It took 25 years, but I finally got to the Canadian Rockies. Iím just back from the trip. Although I hate to say the United States is second in anything, I have to admit that the Canadian Rockies are even more beautiful than our Rockies.
They are harder to get to, though. Our trip was a flight from Syracuse to Chicago and then to Seattle. From there it was a motorcoach and onto a ferry to Victoria Island for two nights, another ferry to Vancouver for two nights and then onto the Rocky Mountaineer for the train ride through the mountains. The trip ended in Calgary.

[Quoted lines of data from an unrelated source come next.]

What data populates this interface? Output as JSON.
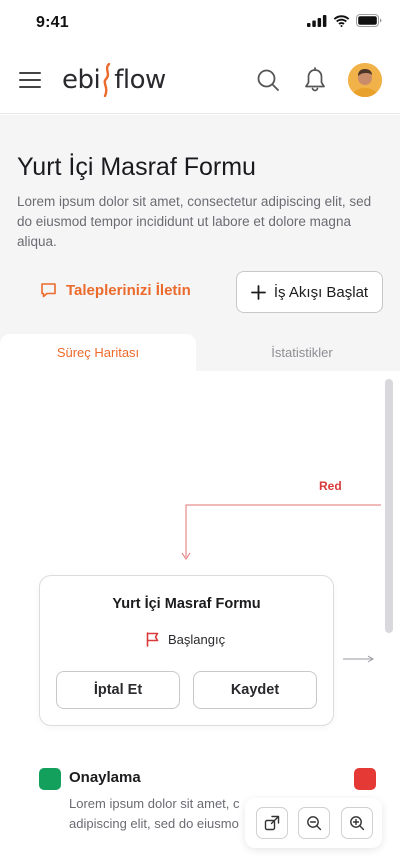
{
  "status_bar": {
    "time": "9:41"
  },
  "header": {
    "logo_text_left": "ebi",
    "logo_text_right": "flow",
    "menu_icon": "hamburger-menu-icon",
    "search_icon": "search-icon",
    "notification_icon": "bell-icon",
    "avatar": "user-avatar"
  },
  "page": {
    "title": "Yurt İçi Masraf Formu",
    "description": "Lorem ipsum dolor sit amet, consectetur adipiscing elit, sed do eiusmod tempor incididunt ut labore et dolore magna aliqua.",
    "requests_label": "Taleplerinizi İletin",
    "start_flow_label": "İş Akışı Başlat"
  },
  "tabs": [
    {
      "label": "Süreç Haritası",
      "active": true
    },
    {
      "label": "İstatistikler",
      "active": false
    }
  ],
  "flow": {
    "edge_label": "Red",
    "node": {
      "title": "Yurt İçi Masraf Formu",
      "status": "Başlangıç",
      "cancel_label": "İptal Et",
      "save_label": "Kaydet"
    },
    "next_step": {
      "title": "Onaylama",
      "description_line1": "Lorem ipsum dolor sit amet, c",
      "description_line2": "adipiscing elit, sed do eiusmo"
    }
  },
  "colors": {
    "accent": "#ec6a2c",
    "reject": "#d93a3a",
    "approve": "#12a05c",
    "flag": "#e53935"
  }
}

Some observations of Canada in general and the Rocky Mountain train trip in particular:
* I donít care for the system of Canadian money, which has dollar coins and two dollar coins. I also donít care for the fact that their money is valued higher than our money.
* Americans wave at passing trains, Canadians are no different. I suspect the same is true everywhere.
* The sound of a train horn is the same in Canada as in the U.S., haunting and sad and melancholy, all in one, especially at night.
* Train food - whether American or Canadian - is always better than airline food. On the Rocky Mountaineer they bring the food to your seat.
* If the length and frequency of freight trains is any indication, the Canadian economy isnít doing bad.
* In the U.S., some of us have the annoying habit of finishing every other sentence with ďOkay,Ē as if asking a question. The Canadians use ďeh?Ē Thatís just as irritating.
* They serve only Canadian beer on the Rocky Mountaineer, which is good, assuming you like Canadian beer.
* The Rocky Mountaineer ride was smooth, smoother than Amtrak. But I noticed that they had sick sacks in the Mountaineerís seat backs.
* The Canadians are friendly. In fact, as the train pulled into the small community of Kamloops, where we spent a night, the Kamloops Mounted Posse, sitting atop their horses and dressed in red and in white cowboy hats, welcomed the train to town, a common happening, I was told. Never was I welcomed like that on Amtrak.
* On the Rocky Mountaineer, they let you stand outside in between the cars. Thatís an Amtrak no-no.
* In Jasper National Park, site of the Columbia Icefield, visitors can walk out onto the Athabasca Glacier. The guide said that drinking a palmful of melting glacier water makes people look 10 years younger. Maybe I didnít drink enough.